Since a weekend of shooting in NYC in winter isn't much fun, regardless of the camera around your neck, the RX1 and I hitched a ride to Hawaii for a long weekend of sand, sushi and sunsets. The RX100 spent most of that time in the hands of my girlfriend, who, I must add, is also head over heels in love with that thing. Yet, despite the superior specifications of my own solid shooter, I was often quite jealous of the shots she was able to achieve, thanks in no small part to the RX100's optical zoom.

Framing with a fixed lens is incredibly challenging, and while I was up to the task, as a casual photographer, I can't say it enriched my experience enough to warrant unloading an extra two grand of hard-earned cash. Close-up shots required switching the lens to macro mode and getting incredibly close to my subject, rather than flipping the zoom toggle and maintaining a safe distance. A new perspective at sunset meant walking hundreds of feet, often into the water, in order to avoid snagging lampposts and other unsightly elements. If you've ever shot with a prime lens, you know what to expect here.
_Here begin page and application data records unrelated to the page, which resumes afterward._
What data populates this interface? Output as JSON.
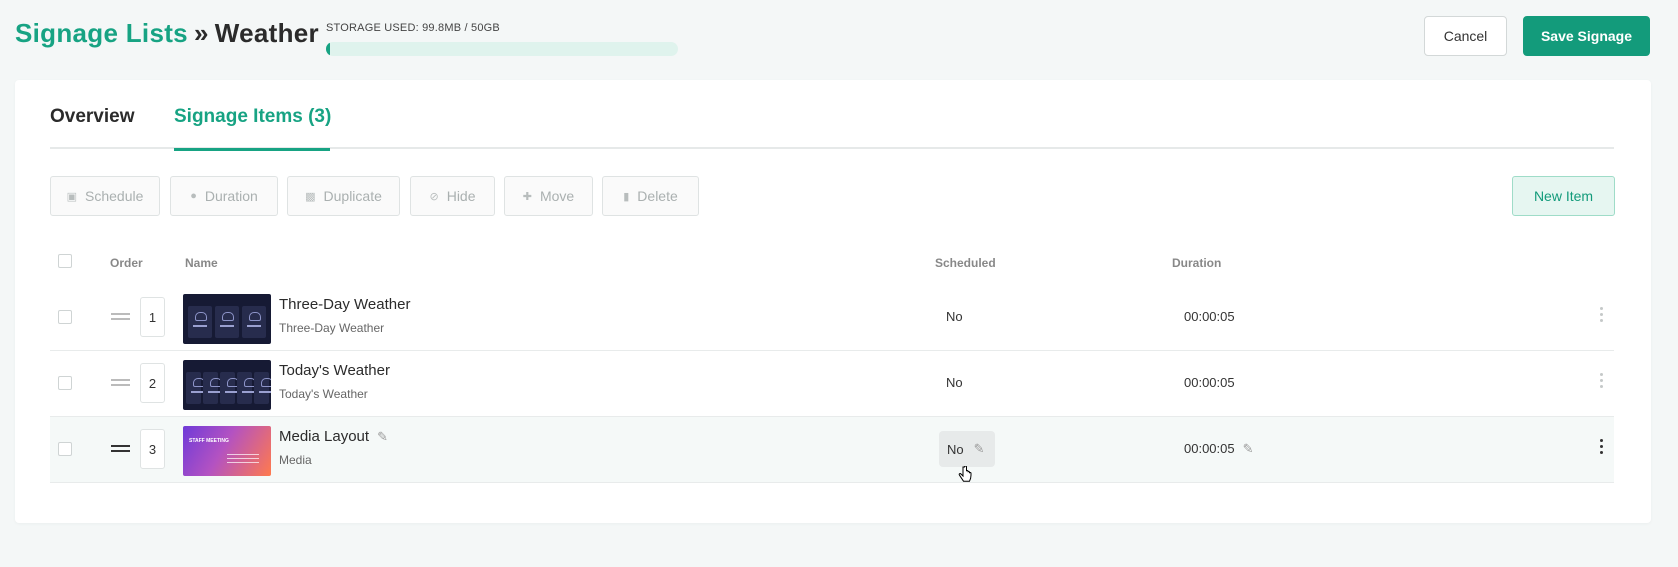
{
  "header": {
    "breadcrumb_parent": "Signage Lists",
    "breadcrumb_sep": "»",
    "breadcrumb_current": "Weather",
    "storage_label": "STORAGE USED: 99.8MB / 50GB",
    "storage_fraction": 0.002,
    "cancel_label": "Cancel",
    "save_label": "Save Signage"
  },
  "tabs": [
    {
      "label": "Overview",
      "active": false
    },
    {
      "label": "Signage Items (3)",
      "active": true
    }
  ],
  "toolbar": {
    "schedule": "Schedule",
    "duration": "Duration",
    "duplicate": "Duplicate",
    "hide": "Hide",
    "move": "Move",
    "delete": "Delete",
    "new_item": "New Item"
  },
  "table": {
    "columns": {
      "order": "Order",
      "name": "Name",
      "scheduled": "Scheduled",
      "duration": "Duration"
    },
    "rows": [
      {
        "order": "1",
        "name": "Three-Day Weather",
        "type": "Three-Day Weather",
        "scheduled": "No",
        "duration": "00:00:05",
        "thumb": "weather-3"
      },
      {
        "order": "2",
        "name": "Today's Weather",
        "type": "Today's Weather",
        "scheduled": "No",
        "duration": "00:00:05",
        "thumb": "weather-5"
      },
      {
        "order": "3",
        "name": "Media Layout",
        "type": "Media",
        "scheduled": "No",
        "duration": "00:00:05",
        "thumb": "media",
        "thumb_text": "STAFF MEETING"
      }
    ]
  },
  "colors": {
    "accent": "#17a383",
    "primary_button": "#139b7b"
  }
}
On the other hand, the dedicated aperture ring and exposure compensation dial were incredibly useful, and, with the proper accessories, I could make very good use of the full-size hot shoe on top. Similarly, the full-frame sensor enabled low-light captures that would have yielded a fair amount of noise if shot on the RX100, and much of the time, I did appreciate having such a shallow depth of field at my disposal. Still, my RX100 experience set the bar very, very high for the RX1, and as much as I may not want to admit it, I'm enthusiastically shipping this short-term loaner back off to Sony, feeling a tad bit defeated by the almighty full-frame compact.

-- Zach Honig